Task data:

☆ ☆ ☆ ☆ ☆

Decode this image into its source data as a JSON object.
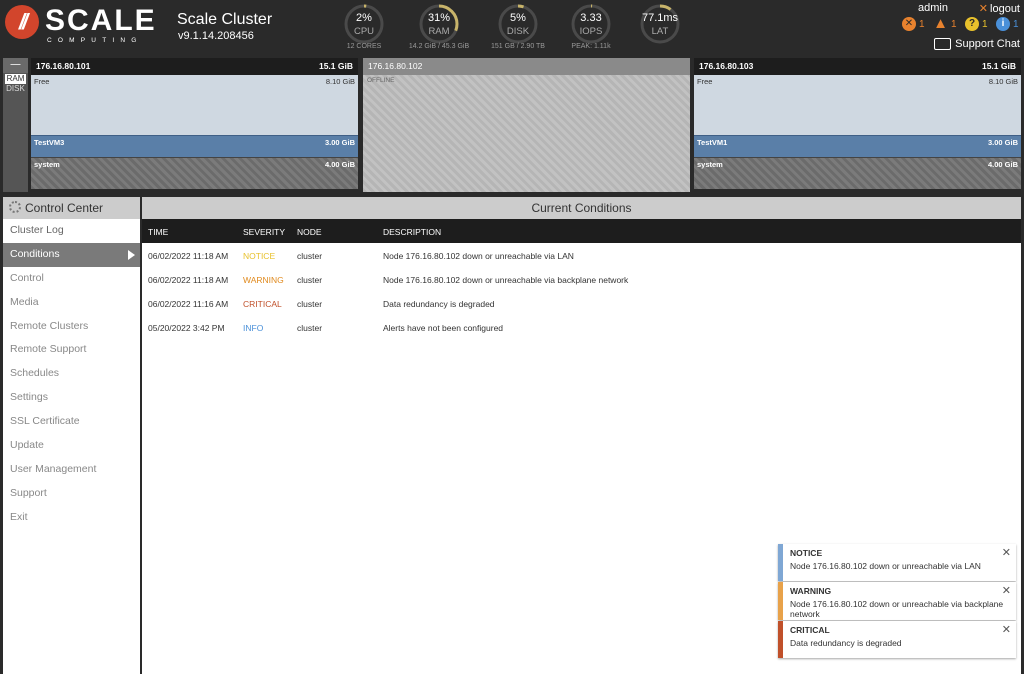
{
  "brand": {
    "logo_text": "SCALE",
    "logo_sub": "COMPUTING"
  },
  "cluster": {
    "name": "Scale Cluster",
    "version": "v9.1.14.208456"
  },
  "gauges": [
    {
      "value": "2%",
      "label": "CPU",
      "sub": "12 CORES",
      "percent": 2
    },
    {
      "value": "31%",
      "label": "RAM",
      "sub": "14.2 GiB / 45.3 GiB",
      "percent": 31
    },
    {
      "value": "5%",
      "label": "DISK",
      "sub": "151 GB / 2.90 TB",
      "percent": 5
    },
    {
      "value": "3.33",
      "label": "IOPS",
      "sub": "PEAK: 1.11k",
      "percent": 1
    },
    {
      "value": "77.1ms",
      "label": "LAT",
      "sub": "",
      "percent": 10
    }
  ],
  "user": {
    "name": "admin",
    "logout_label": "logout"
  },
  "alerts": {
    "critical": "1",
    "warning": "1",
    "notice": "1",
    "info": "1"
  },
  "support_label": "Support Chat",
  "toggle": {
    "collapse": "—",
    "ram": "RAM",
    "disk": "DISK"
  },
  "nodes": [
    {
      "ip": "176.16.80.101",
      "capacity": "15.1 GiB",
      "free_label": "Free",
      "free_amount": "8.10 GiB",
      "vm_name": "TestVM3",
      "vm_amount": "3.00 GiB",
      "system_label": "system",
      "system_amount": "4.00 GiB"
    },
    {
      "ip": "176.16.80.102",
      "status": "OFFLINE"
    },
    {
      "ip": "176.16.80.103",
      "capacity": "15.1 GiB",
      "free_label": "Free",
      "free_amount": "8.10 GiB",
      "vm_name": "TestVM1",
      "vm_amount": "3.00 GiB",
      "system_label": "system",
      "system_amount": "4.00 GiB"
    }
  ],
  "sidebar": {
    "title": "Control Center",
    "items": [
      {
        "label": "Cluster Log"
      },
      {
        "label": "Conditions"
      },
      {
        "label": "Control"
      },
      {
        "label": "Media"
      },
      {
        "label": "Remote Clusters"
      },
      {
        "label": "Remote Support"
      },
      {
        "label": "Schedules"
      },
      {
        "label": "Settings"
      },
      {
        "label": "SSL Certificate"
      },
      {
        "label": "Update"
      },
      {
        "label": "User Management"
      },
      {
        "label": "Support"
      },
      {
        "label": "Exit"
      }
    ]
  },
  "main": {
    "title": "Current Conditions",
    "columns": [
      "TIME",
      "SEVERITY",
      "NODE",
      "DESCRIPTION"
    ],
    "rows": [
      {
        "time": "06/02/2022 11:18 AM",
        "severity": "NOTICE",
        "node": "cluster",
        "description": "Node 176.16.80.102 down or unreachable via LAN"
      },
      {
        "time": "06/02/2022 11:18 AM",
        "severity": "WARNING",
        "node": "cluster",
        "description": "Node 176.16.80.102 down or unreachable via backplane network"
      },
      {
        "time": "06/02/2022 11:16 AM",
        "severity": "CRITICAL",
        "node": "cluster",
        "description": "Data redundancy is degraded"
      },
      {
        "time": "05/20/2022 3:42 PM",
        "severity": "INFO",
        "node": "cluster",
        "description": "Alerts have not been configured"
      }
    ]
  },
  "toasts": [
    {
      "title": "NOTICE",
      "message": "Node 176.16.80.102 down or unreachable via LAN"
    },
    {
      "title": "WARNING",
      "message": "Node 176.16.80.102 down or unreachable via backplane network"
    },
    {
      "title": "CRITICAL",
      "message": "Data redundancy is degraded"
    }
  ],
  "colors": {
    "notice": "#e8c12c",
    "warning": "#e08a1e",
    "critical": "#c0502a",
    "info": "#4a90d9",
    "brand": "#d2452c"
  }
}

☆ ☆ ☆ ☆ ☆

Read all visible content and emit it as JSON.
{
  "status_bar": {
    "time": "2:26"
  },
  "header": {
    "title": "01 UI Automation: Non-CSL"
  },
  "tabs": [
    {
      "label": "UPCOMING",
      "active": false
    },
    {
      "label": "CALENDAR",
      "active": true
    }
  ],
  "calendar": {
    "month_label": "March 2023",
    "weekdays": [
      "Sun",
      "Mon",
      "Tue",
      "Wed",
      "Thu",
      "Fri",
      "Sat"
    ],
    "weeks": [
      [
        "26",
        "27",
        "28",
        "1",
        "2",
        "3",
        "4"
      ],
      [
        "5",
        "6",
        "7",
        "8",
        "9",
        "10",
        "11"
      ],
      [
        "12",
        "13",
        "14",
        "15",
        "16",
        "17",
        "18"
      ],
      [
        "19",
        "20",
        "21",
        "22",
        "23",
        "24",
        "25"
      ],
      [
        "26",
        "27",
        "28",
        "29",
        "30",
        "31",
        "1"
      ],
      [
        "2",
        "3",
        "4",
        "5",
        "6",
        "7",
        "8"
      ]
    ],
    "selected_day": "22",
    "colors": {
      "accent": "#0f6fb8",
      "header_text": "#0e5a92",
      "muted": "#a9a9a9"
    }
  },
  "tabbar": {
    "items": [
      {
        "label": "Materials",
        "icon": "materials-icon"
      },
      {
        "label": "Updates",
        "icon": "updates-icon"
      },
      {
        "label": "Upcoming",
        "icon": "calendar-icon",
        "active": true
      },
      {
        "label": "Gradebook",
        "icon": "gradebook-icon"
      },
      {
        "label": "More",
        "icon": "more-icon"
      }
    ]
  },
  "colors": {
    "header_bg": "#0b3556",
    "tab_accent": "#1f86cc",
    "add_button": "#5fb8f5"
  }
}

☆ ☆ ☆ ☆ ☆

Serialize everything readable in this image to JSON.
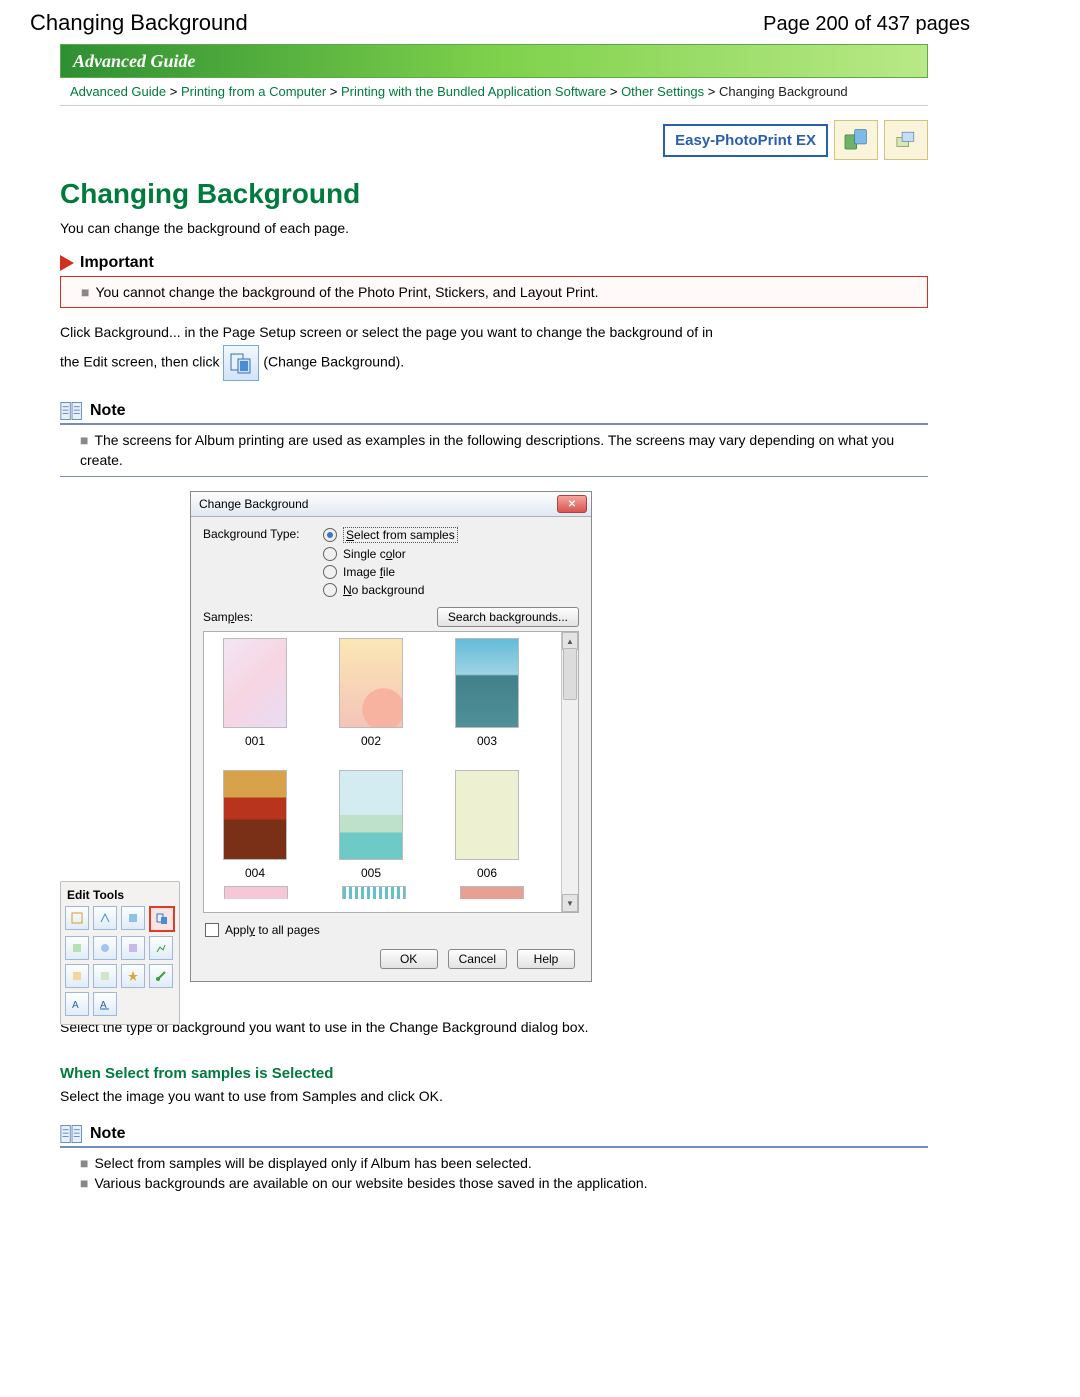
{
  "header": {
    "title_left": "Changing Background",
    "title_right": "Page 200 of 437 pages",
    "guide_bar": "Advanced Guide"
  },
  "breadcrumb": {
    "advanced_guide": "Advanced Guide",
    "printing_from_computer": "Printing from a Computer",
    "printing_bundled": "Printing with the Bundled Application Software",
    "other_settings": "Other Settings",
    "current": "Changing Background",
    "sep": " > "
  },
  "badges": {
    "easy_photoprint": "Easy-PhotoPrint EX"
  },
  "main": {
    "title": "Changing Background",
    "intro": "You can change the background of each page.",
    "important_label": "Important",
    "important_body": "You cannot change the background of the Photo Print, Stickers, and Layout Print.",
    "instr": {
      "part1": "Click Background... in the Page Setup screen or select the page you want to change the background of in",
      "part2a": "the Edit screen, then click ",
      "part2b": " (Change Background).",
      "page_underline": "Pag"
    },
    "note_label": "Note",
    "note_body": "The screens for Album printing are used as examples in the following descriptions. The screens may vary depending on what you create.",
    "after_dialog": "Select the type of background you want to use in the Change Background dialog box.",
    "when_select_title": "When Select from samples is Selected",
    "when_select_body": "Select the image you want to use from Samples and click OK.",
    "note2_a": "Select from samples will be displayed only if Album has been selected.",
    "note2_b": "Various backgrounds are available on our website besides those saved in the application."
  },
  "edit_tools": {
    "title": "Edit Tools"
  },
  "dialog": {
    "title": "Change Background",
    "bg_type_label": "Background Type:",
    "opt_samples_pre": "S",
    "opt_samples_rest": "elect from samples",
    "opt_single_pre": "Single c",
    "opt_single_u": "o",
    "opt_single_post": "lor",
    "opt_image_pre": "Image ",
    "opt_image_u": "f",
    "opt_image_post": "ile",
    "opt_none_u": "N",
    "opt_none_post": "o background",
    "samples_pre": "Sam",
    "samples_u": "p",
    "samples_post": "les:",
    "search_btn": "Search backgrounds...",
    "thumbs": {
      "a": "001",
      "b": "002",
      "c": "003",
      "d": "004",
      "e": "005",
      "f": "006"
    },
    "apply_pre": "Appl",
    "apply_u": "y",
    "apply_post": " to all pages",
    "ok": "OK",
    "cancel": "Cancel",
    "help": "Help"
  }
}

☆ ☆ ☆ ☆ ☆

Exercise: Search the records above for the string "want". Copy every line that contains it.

Exercise result:
      "part1": "Click Background... in the Page Setup screen or select the page you want to change the background of in",
    "after_dialog": "Select the type of background you want to use in the Change Background dialog box.",
    "when_select_body": "Select the image you want to use from Samples and click OK.",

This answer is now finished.